US6735979 *Sep 24, 2001May 18, 2004Institut Francais Du PetroleProcess for pretreating a natural gas containing acid gases
US20020059865 *Sep 24, 2001May 23, 2002Eric LemaireProcess for deacidizing a gas by absorption in a solvent with temperature control
US20020062735 *Sep 24, 2001May 30, 2002Lecomte FabriceProcess for pretreating a natural gas containing acid gases
US20020104438 *Jan 29, 2002Aug 8, 2002Renaud CadoursProcess for deacidizing a gas with washing of the hydrocarbons desorbed upon regeneration of the solvent
Referenced by
Citing PatentFiling datePublication dateApplicantTitle

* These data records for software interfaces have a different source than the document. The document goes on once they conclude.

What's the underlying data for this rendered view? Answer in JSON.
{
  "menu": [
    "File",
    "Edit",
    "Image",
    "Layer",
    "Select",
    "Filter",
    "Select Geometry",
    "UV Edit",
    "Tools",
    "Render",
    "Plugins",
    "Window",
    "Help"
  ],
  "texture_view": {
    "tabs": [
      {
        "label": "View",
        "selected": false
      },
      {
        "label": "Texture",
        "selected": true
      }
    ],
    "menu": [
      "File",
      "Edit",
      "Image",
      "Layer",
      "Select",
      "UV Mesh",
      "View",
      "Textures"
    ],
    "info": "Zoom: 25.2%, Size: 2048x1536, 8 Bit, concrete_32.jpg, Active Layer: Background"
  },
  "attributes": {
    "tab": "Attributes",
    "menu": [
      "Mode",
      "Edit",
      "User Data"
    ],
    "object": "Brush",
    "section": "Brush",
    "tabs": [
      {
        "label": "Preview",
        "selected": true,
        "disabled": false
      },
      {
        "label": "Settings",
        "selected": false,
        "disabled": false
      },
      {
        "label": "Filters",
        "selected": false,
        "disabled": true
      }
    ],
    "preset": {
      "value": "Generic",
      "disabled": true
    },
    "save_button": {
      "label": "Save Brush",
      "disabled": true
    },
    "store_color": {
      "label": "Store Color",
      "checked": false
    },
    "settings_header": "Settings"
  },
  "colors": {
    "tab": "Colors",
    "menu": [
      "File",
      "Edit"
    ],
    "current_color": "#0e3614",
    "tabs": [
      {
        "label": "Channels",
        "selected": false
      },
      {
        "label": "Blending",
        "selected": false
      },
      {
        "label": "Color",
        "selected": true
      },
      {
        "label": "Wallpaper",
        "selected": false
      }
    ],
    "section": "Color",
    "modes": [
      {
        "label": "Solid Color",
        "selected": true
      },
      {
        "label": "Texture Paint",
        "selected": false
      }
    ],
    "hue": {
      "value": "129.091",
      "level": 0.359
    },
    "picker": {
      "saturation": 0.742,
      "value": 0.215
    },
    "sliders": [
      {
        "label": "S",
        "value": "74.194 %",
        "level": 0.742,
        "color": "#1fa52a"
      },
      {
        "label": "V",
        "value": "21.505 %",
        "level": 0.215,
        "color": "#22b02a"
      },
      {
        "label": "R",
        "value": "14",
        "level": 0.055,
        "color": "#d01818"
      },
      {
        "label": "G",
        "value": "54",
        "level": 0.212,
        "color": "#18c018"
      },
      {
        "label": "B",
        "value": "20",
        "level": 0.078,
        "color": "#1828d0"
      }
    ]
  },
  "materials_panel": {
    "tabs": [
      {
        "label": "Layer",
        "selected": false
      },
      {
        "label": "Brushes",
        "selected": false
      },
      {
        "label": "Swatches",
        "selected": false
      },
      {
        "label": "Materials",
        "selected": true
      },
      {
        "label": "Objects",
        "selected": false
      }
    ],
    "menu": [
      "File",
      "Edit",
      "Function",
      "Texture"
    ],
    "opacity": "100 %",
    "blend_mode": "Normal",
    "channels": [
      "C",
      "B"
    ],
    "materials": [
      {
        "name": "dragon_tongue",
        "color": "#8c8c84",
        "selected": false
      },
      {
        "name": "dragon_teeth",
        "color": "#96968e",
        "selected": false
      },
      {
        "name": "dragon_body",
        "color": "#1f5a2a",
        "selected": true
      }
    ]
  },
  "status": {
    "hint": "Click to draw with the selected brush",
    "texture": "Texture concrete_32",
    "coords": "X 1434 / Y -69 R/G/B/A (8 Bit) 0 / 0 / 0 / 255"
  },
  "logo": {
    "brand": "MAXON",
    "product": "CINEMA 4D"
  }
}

US8529854 *Oct 13, 2008Sep 10, 2013Union Engineering A/SRemoval of carbon dioxide from a feed gas
US20070144943 *Nov 16, 2006Jun 28, 2007Eric LemaireSour Natural Gas Pretreating Method
US20100278711 *Oct 13, 2008Nov 4, 2010Rasmus FindRemoval of carbon dioxide from a feed gas
US20110192192 *Sep 11, 2009Aug 11, 2011Diki AndrianProcess for removing gaseous contaminants from a feed gas stream comprising methane and gaseous contaminants
US20120204599 *Aug 2, 2010Aug 16, 2012Paul Scott NorthropCryogenic system for removing acid gases from a hydrocarbon gas stream, with removal of hydrogen sulfide
WO2010034628A1 *Sep 11, 2009Apr 1, 2010Shell Internationale Research Maatschappij B.V.Process for removing gaseous contaminants from a feed gas stream comprising methane and gaseous contaminants
Classifications
U.S. Classification62/622, 62/630
International ClassificationC10L3/10
Cooperative ClassificationC10L3/102, C10L3/10
European ClassificationC10L3/10B2, C10L3/10
Legal Events
DateCodeEventDescription
Dec 4, 2003ASAssignment
Owner name: INSTITUT FRANCAIS DU PETROLE, FRANCE
Free format text: ASSIGNMENT OF ASSIGNORS INTEREST;ASSIGNORS:LEMAIRE, ERIC;LECOMTE, FABRICE;REEL/FRAME:014762/0596;SIGNING DATES FROM 20031002 TO 20031006
Apr 1, 2010FPAYFee payment
Year of fee payment: 4
May 30, 2014REMIMaintenance fee reminder mailed
Oct 17, 2014LAPSLapse for failure to pay maintenance fees
Dec 9, 2014FPExpired due to failure to pay maintenance fee
Effective date: 20141017